Getting back to the positive side of things minus the window setback I started this project with a big promise to myself to actually practice what I preach.  There is so much waste / damage that occurs when building a house that I have attempted to cut down some of that waste on a small / medium scale.  Of course, I would love to build a completely "green" house, but when you start running the numbers it's SO expensive (corporate corruption at its best) so I attempt at most things like buying local products to save fuel consumption and using products with low V.O.C.   Throughout the project I will re-post some Reduce, Reuse, Recycle items, below are the beginning steps.

This is my trash trailer from now until start of project.  Not even half full!! I know this is not a glamorous picture, but only plastic and treated lumber will need to be thrown away.  All scrapes from framing have been used in my wood burning fireplace or burn pile and all extra lumber has been returned to lumber yard. 
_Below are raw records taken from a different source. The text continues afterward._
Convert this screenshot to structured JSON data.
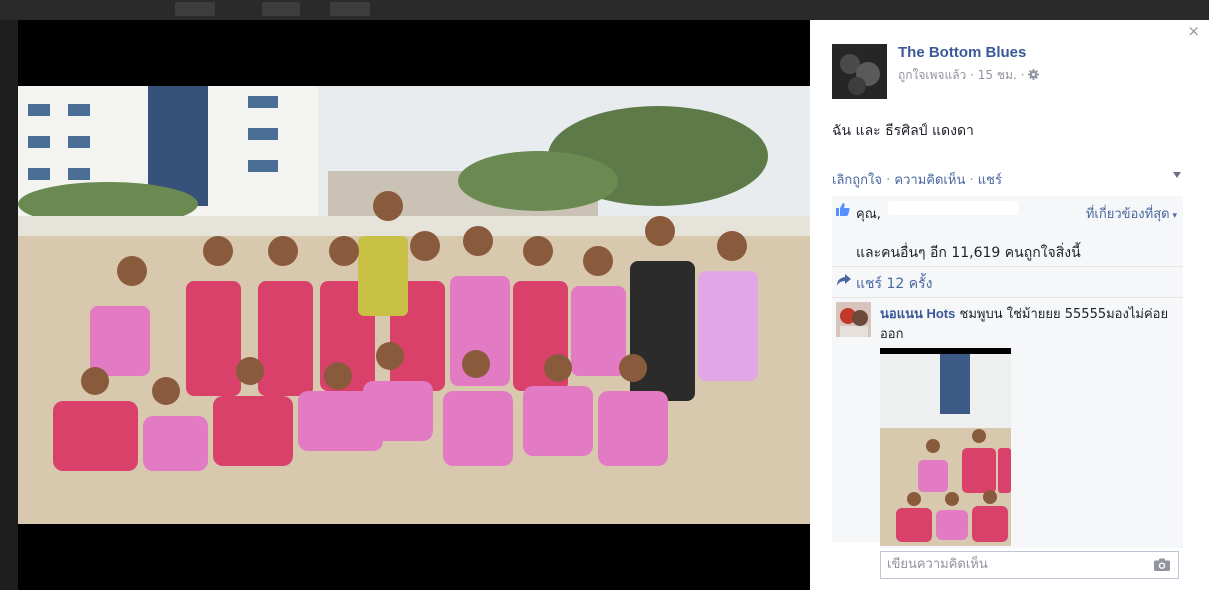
{
  "post": {
    "page_name": "The Bottom Blues",
    "liked_page": "ถูกใจเพจแล้ว",
    "sep": "·",
    "time": "15 ชม.",
    "caption": "ฉัน และ ธีรศิลป์ แดงดา",
    "actions": {
      "unlike": "เลิกถูกใจ",
      "comment": "ความคิดเห็น",
      "share": "แชร์"
    }
  },
  "ufi": {
    "likes_you": "คุณ,",
    "top_sort": "ที่เกี่ยวข้องที่สุด",
    "likes_others_prefix": "และ",
    "likes_others_link": "คนอื่นๆ อีก 11,619 คน",
    "likes_others_suffix": "ถูกใจสิ่งนี้",
    "shares": "แชร์ 12 ครั้ง"
  },
  "comment": {
    "author": "นอแนน Hots",
    "text": "ชมพูบน ใช่ม้ายยย 55555มองไม่ค่อยออก"
  },
  "composer": {
    "placeholder": "เขียนความคิดเห็น"
  },
  "close_label": "×",
  "colors": {
    "link": "#3b5998",
    "muted": "#90949c",
    "panel_bg": "#f6f7f9",
    "viewer_bg": "#000000"
  },
  "icons": [
    "close-icon",
    "gear-icon",
    "chevron-down-icon",
    "like-icon",
    "share-icon",
    "camera-icon"
  ]
}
Most all my lumber for fascia boards and siding will be milled from lumber yards locally.  These wood boards above are my fascia boards that once upon a time grew miles from my project,  Uncle Bill is the mill owner who runs a small operation in town.  He owns a portable saw mill that can go out to locations where people would like trees cleared from there properties.  Instead of just cutting down and turning into fire wood,  he cuts down the logs, splits them down to planks, dries them, then plains them down in his shop to whatever size you need.  It is quite a process to see in person and to know the actual person who "made" your tongue and groove cedar siding.  A plus factor in reusing someones trees is that he mills only top grade lumber and he is local so my carbon footprint for lumber transportation is decreased.

I have used alot of recycled elements already, remember these great stairs.  We have also begun modifying our recycled garage entry door and front entry door.  Both were bought for $75 bucks total at Second Use, a salvage yard  in Seattle, and will look good as new after installation.